A darkened theatre space is the site for an exhaustive argument between a man and a woman. They are spot-lit and set up to face each other across a stage. As they each speak into a television camera, their faces appear in close-up on monitors at the front of the stage so that the audience simultaneously watches a live exchange and a filmic recording. Formally, the audience is positioned separately from the performers. The viewer’s vantage is framed and fixed as it would be in a traditional theatre, placed at a physical remove much further than in other of Action Hero’s works.

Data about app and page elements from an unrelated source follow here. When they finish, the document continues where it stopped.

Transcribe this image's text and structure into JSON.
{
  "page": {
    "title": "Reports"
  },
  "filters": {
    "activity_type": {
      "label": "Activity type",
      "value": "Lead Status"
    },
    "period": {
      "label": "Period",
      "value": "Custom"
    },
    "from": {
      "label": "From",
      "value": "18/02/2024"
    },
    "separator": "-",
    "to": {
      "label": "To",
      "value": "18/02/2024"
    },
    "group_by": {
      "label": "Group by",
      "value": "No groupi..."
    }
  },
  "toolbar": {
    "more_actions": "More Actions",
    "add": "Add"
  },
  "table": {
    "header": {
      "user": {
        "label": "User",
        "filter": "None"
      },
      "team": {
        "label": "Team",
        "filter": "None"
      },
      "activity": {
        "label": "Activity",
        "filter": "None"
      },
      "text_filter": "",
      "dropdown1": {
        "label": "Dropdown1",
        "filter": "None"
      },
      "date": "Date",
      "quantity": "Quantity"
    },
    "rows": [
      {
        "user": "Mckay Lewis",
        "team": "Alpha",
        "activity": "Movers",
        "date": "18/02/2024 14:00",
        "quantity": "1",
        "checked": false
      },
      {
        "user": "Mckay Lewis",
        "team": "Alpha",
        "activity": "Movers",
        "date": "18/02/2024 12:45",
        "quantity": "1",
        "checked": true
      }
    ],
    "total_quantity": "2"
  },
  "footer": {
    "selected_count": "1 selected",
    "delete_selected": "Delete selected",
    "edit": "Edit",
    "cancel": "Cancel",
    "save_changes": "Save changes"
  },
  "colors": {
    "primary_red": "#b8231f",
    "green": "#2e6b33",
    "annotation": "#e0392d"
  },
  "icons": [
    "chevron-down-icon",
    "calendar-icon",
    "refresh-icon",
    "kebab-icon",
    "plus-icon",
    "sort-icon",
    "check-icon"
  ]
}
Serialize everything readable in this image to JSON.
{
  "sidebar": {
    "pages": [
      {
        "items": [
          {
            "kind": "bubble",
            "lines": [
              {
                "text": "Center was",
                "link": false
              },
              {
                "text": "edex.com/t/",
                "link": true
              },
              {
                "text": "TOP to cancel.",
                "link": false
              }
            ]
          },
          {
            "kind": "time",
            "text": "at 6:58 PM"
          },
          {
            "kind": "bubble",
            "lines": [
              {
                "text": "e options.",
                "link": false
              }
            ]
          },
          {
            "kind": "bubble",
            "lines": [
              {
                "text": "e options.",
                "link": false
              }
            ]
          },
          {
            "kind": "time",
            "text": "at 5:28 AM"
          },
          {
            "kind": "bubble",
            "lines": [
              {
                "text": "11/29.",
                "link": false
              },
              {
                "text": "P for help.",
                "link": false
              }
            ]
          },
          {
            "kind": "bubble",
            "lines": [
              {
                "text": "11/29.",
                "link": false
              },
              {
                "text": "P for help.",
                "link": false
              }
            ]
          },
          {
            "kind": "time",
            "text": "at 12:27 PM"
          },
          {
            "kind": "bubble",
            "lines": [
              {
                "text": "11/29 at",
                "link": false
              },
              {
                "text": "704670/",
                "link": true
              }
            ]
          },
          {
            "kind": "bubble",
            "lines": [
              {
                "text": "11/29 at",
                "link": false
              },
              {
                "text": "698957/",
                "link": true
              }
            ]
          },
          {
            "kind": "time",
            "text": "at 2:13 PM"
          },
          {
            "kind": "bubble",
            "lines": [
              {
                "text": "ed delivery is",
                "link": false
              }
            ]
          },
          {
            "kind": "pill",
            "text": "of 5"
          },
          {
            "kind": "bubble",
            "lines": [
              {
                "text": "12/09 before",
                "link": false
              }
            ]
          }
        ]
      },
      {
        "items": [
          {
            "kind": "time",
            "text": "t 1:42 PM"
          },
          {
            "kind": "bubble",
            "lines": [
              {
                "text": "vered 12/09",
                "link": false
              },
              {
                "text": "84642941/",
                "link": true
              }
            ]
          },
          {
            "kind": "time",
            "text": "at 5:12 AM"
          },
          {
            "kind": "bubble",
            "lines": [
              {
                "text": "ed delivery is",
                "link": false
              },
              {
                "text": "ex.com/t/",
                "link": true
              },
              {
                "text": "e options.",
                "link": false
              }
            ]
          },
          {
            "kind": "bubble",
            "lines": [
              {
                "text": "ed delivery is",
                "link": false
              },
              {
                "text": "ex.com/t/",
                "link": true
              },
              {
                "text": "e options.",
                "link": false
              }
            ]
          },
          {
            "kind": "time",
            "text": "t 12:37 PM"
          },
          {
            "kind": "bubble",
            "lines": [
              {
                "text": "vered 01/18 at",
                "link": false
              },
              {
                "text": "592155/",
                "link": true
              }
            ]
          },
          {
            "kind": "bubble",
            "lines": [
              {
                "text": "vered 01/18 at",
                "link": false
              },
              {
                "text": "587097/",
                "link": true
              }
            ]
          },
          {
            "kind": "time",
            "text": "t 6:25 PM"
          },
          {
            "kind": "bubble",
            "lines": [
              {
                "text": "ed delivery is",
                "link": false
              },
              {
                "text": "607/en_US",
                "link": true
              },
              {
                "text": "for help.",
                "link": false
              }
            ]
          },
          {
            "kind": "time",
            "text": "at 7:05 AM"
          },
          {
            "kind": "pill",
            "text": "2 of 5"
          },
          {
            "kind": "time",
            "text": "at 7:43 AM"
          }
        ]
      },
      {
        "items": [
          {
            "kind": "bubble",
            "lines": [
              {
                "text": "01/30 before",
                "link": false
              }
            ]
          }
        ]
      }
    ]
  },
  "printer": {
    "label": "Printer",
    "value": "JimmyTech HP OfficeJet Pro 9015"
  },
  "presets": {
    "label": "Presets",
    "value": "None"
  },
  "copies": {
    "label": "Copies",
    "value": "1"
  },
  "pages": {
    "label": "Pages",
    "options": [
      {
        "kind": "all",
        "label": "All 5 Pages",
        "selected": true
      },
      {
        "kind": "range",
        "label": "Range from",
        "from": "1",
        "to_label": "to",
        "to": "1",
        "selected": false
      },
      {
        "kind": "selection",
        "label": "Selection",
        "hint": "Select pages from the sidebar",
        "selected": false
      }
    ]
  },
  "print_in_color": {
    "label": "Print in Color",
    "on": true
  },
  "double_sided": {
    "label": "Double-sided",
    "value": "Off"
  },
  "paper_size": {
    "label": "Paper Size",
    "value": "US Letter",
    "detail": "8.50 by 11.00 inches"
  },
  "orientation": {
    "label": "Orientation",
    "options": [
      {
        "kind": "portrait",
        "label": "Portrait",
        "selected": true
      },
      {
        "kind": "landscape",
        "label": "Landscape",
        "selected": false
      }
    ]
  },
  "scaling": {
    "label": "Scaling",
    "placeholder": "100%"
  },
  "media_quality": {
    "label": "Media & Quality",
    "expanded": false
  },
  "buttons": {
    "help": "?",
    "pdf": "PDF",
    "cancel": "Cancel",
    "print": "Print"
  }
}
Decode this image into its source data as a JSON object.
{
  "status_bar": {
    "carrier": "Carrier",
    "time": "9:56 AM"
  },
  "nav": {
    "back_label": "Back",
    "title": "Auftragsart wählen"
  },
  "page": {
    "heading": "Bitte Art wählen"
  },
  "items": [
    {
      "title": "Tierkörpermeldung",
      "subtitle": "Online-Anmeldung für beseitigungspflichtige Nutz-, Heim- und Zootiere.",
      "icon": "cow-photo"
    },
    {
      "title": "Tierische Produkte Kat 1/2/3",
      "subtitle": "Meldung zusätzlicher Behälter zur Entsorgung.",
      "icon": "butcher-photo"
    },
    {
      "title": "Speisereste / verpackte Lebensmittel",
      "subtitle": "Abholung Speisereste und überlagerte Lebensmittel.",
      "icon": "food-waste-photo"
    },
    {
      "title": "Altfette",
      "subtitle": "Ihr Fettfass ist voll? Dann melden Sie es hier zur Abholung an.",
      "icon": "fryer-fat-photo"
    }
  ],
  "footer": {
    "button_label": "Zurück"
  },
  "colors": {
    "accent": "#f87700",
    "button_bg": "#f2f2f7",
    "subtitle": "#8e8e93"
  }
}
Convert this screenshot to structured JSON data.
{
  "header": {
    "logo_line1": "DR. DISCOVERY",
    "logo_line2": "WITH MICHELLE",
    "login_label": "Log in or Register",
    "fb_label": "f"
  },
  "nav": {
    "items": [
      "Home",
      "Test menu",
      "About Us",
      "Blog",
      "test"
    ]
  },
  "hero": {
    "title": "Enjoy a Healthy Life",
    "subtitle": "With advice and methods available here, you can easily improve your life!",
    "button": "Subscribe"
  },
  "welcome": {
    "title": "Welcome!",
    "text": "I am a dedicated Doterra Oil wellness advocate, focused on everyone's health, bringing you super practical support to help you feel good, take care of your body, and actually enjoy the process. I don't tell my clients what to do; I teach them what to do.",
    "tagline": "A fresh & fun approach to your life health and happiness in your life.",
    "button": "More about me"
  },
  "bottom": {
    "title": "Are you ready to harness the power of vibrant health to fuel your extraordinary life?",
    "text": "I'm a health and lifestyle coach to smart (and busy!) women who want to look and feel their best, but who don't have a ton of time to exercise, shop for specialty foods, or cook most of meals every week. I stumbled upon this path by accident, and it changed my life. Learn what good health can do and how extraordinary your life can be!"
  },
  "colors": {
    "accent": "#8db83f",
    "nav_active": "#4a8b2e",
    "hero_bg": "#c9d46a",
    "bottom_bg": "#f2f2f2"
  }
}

Ostensibly, the two performers are in confrontational dialogue with one another, albeit one mediated by a camera. Sometimes their speech slips into monologue as Paintin and Stenhouse read lines of varying lengths from autocues only they can see. The audience, as part of the wider theatre, are implicated in this framework, activated and affected by the violence and tension of the exchanged threats such as, ‘I’m going to pull your face off,’ or by the humour of their child-like insults, ‘I’m going to flambé your gerbil.’ Like much of Action Hero’s previous live works and as their name would suggest, it is the artifice of film and television, or performance more generally, that is revealed and explored. They describe this piece as referencing the televised verbal sparring between warring politicians, and pre-fight boxers: that particular kind of argument as performance.
In ‘Slap Talk’ there is also much to be found from the verbal performance of everyday life: the daily one-upmanship and squabbling of children, the low-level constant bickering or shouting matches of a couple at the end of their tether. Smaller, disparate narratives themed around surgery, lions, accident claims and YouTube build in the work and develop into a larger non-linear discussion characterised by anger and calmness, threat and insult, silliness, sulking and undermining one another. Attention is drawn to the mechanisms and impact of intonation, vocabulary, facial expression, the volume and speed of speech, the intentions and emotions behind words, and the power they can effect.
Action Hero, despite the script and the considered delivery of every line, emotionally expose themselves to the audience in moments of apparent tenderness such as, ‘I’m punching above my weight. You’re above my weight,’ and in insults which uncomfortably seem to contain very personal elements of truthfulness. Truth and fiction is contested throughout the duration of this highly stripped-back work, as Paintin and Stenhouse occasionally slip ‘out of character’ to discuss directly the nature of their dialogue and its duration. This self-reflexivity adds yet a further layer of meaning to this intimate, engaging and unsettling work.